Bosch sponsored some of our projects, with a focus on their 12V Max cordless power tools. I’ve been a little slow on the projects (or rather I keep changing my mind about every small detail), but I’ve been working on a lot of different things in the meantime, and those Bosch tools are often front and center.
I already wrote a love note to the Bosch PS32 drill/driver, but Bosch’s 12V-class tools keep impressing me.
For the past few years, I’ve bounced around a lot, when it comes to drill and driver use. Sure, I’d test new tools with spade bits, standard twist drill bits, small fasteners, large fasteners, hole saws, and other standard accessories, to give me a good feeling about how they perform.
But when it comes to project use, I sometimes use my personal tools (Bosch 18V), but most often I pick up another tool that needs a little more natural-use testing.
I’m fitting some cabinets with new drawers. It’s not a terribly big project. I fitted 6 drawers, something came up, and then I did 12 more. I have another 12 to do.
For the undermount drawer slides I’m using, it involves screwing “locking devices” to the drawers, which then clip in to the slides.
I took a “staging” photo for Instagram, because everyone tells me I need to be more active on social media, and then got things done. The Bosch PS32 brushless drill worked perfectly.
I used the Bosch drill for the first 6. I drilled all my holes first, and then drove in the 24 screws for the 12 locking devices. I dialed in the clutch to where I liked it, and everything went smoothly.
The pilot holes require a 2.5mm drill bit (sometimes I use 3/32″), and the screws are #6 x 5/8″ self-drilling Spax screws.
Then came the second batch of drawers. The Bosch drill had been moved upstairs, and I had another 12V-class drill nearby. I figured it would work just the same, after all 12V compact and brushless is 12V compact and brushless, right? Wrong.

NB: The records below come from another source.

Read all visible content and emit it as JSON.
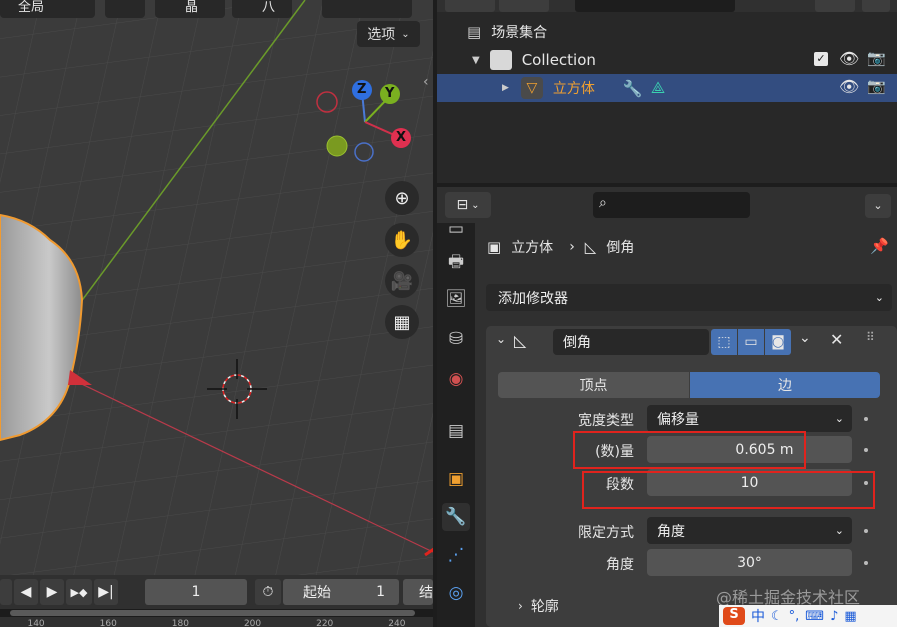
{
  "viewport": {
    "header_item_1": "全局",
    "header_item_2": "晶",
    "header_item_3": "八",
    "options_label": "选项",
    "gizmo": {
      "z": "Z",
      "y": "Y",
      "x": "X"
    },
    "nav_icons": [
      "zoom-icon",
      "hand-icon",
      "camera-icon",
      "grid-icon"
    ]
  },
  "timeline": {
    "frame_current": "1",
    "start_label": "起始",
    "start_value": "1",
    "end_label_partial": "结",
    "ruler": [
      "140",
      "160",
      "180",
      "200",
      "220",
      "240"
    ]
  },
  "outliner": {
    "scene_collection": "场景集合",
    "collection": "Collection",
    "object": "立方体"
  },
  "properties": {
    "breadcrumb_object": "立方体",
    "breadcrumb_modifier": "倒角",
    "add_modifier": "添加修改器",
    "modifier_name": "倒角",
    "tab_vertices": "顶点",
    "tab_edges": "边",
    "width_type_label": "宽度类型",
    "width_type_value": "偏移量",
    "amount_label": "(数)量",
    "amount_value": "0.605 m",
    "segments_label": "段数",
    "segments_value": "10",
    "limit_method_label": "限定方式",
    "limit_method_value": "角度",
    "angle_label": "角度",
    "angle_value": "30°",
    "profile_label": "轮廓"
  },
  "watermark": "@稀土掘金技术社区",
  "ime_bar": {
    "logo": "S",
    "lang": "中"
  },
  "colors": {
    "accent_blue": "#4772b3",
    "highlight_red": "#e0231d",
    "selected_row": "#334d80",
    "object_orange": "#f0a030"
  }
}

With that other drill/driver, I over-drove a couple of screws, stripping out the wood a little. Sometimes. Other times, the clutch triggered. I thought it was me, as I realized that I was being too easy on the trigger. The clutch worked as expected when I was heavier on the trigger, working at faster speeds. That’s counter-intuitive. I didn’t want to drive these tiny screws so fast – I needed control more than I did speed. Dialing the clutch to a lower torque setting didn’t help either. There was just that one setting that worked best, but only if I worked fast.
Back to the Bosch for the final few, I sunk the screws to perfect depth, and without stripping out the holes. When I wrapped up and had to hang another wall cabinet, I took a break to retrieve the Bosch drill and impact.
The Bosch simply provided the more satisfying experience, with respect to actually using the tool, and the quality of the work.
In some regard, my less than optimal work with the other drill was partly my fault. But it was also the drill a little too… rough?
The Bosch simply had more finesse to it.
As soon as I’m done with the drawer fronts, which tools do you think I’ll use to install them, and then the 40 handle pulls? It’ll either be the Bosch PS32 drill/driver or Flexiclick modular drill system, both provided by Bosch for the sponsored projects. If I didn’t have that Flexiclick, I’d be tempted to pick up a PS22 brushless screwdriver, currently on sale.
Expect to see some more well-deserved praise for these tools – I’ll be spending all afternoon clearing out my workspace to make better progress on a few projects. Just when I thought I knew the drill well, it showed me another way of how good and perfectly tuned it is.
Buy Now(Bosch 12V Max drills and drivers via Amazon)
P.S. Yes, I know – maybe if I had managed to build my Ultimate Bosch 12V compact cordless power tool station already, I wouldn’t have misplaced my PS32 drill and been too lazy to retrieve it.